Great news! Cape Town looks like it may have successfully dodged #DayZero - with every likelihood of its annual winter rainfall making this a non-event! And the City of Cape Town is looking forward to welcoming you SOON!
[LATEST UPDATE - 21 FEB 2018: ‘Day Zero’ has been pushed back a month to July 9. This is largely thanks to the huge donation of water from the inland farmers. The City of Cape Town said: “We want to thank the Groenland Water Users Farming Association for the water transfer, which made a considerable difference when we needed it most.”]
#DayZero, the hypothetical deadline for when its dams reach below 13.5% capacity and water would be cut off to most of Cape Town's inhabitants, forcing them to queue for water rations, seems to have been averted!
Originally pegged for early April, the date for Day Zero has been shifted back to 4 June 2018. Weather experts are confident that, with careful water management, the winter rains will defeat #DayZero for good.
Visitors can book with confidence
The trials and tribulations of the recent drought have forced the local government, concerned citizens and private individuals to step up to the challenge and make sure that South Africa's most beautiful city stays open for business.
In particular, the hospitality industry has been at the forefront of many innovations to make sure visitors to Cape Town are taken best possible care of, some going to great expense and installing their own desalination plants, grey-water systems and so on.
Please bear in mind
- The drought is very regional and hasn't impacted on South Africa as a whole.

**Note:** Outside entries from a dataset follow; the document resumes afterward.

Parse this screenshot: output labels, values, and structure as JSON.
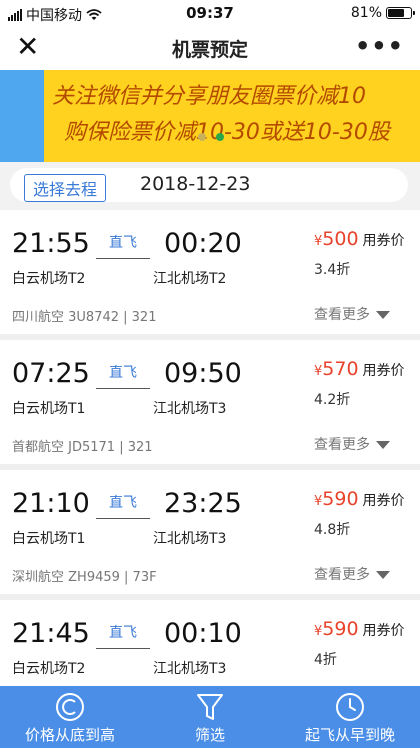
{
  "status_bar": {
    "carrier": "中国移动",
    "time": "09:37",
    "battery": "81%",
    "battery_level": 0.81
  },
  "nav": {
    "close_icon": "close-icon",
    "title": "机票预定",
    "more": "•••"
  },
  "banner": {
    "line1": "关注微信并分享朋友圈票价减10",
    "line2": "购保险票价减10-30或送10-30股",
    "colors": {
      "background": "#ffd21f",
      "text": "#b34a00",
      "side": "#4fa8ef"
    }
  },
  "trip": {
    "select_label": "选择去程",
    "date": "2018-12-23"
  },
  "flights": [
    {
      "dep_time": "21:55",
      "arr_time": "00:20",
      "direct": "直飞",
      "dep_airport": "白云机场T2",
      "arr_airport": "江北机场T2",
      "yen": "¥",
      "price": "500",
      "price_label": "用券价",
      "discount": "3.4折",
      "airline": "四川航空 3U8742 | 321",
      "more": "查看更多"
    },
    {
      "dep_time": "07:25",
      "arr_time": "09:50",
      "direct": "直飞",
      "dep_airport": "白云机场T1",
      "arr_airport": "江北机场T3",
      "yen": "¥",
      "price": "570",
      "price_label": "用券价",
      "discount": "4.2折",
      "airline": "首都航空 JD5171 | 321",
      "more": "查看更多"
    },
    {
      "dep_time": "21:10",
      "arr_time": "23:25",
      "direct": "直飞",
      "dep_airport": "白云机场T1",
      "arr_airport": "江北机场T3",
      "yen": "¥",
      "price": "590",
      "price_label": "用券价",
      "discount": "4.8折",
      "airline": "深圳航空 ZH9459 | 73F",
      "more": "查看更多"
    },
    {
      "dep_time": "21:45",
      "arr_time": "00:10",
      "direct": "直飞",
      "dep_airport": "白云机场T2",
      "arr_airport": "江北机场T3",
      "yen": "¥",
      "price": "590",
      "price_label": "用券价",
      "discount": "4折",
      "airline": "",
      "more": ""
    }
  ],
  "toolbar": {
    "sort_price": "价格从底到高",
    "filter": "筛选",
    "sort_time": "起飞从早到晚",
    "color": "#4a8ee8"
  },
  "colors": {
    "accent": "#3a7ad8",
    "price": "#e8432c"
  }
}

For example, Hermanus, the Whale Capital of South Africa, just 90 minutes from Cape Town, has zero water restrictions.
- The Elgin-Grabouw farmers generously donated 10 billion litres of surplus water to provide much-needed relief.
- Cape Town's Mayor has vowed to "not allow a well-run city to run out of water", and is actively seeking out viable, sustainable alternative water sources.
- International tourists account for approximately 1% of water usage in Cape Town in the busiest seasons - almost negligible.
- Inversely, tourism is vital to the city, creating over 320,000 jobs and bringing in some R40 billion each year.
- Cape Town has made admirable strides in reducing its water consumption from the usual 1.1 billion litres per day to as little as 585 million.
- New desalination plants are expected to fully come online by the end of May 2018, providing an additional 108 million litres of water per day.
- Cape Town's city centre, where most tourist hotels are situated, has been designated as a 'continuous water supply area', which means that, even in the remote event of #DayZero becoming a reality, the impact on international visitors will be minuscule.
- Cape Town's drought is not unique, nor will it last indefinitely. There are other international tourist cities with far drier climates.
There has been extensive media publicity about the drought, mainly to make Cape Town citizens aware of the situation and the importance of reducing consumption. The downside is that this has led to raised concerns among international visitors who are thinking of cancelling their trips so as not to overload Cape Town's water supplies.
In reality, this would cause more harm than good, placing many tourist jobs in jeopardy and the crippling knock-on effect this would have on the economy.
Be mindful, but BE here
You will be requested to be aware of the water situation and assist with water conservation measures such as:
- Limiting shower times
- Not bathing
- Flushing toilets less often
- Reusing towels and linen where possible
But please don't consider cancelling your trip. Cape Town needs YOUR support now more than ever.
If in any doubt about which are the least-affected areas to book your accommodation, please just ask us.
By 14 Feb 2018,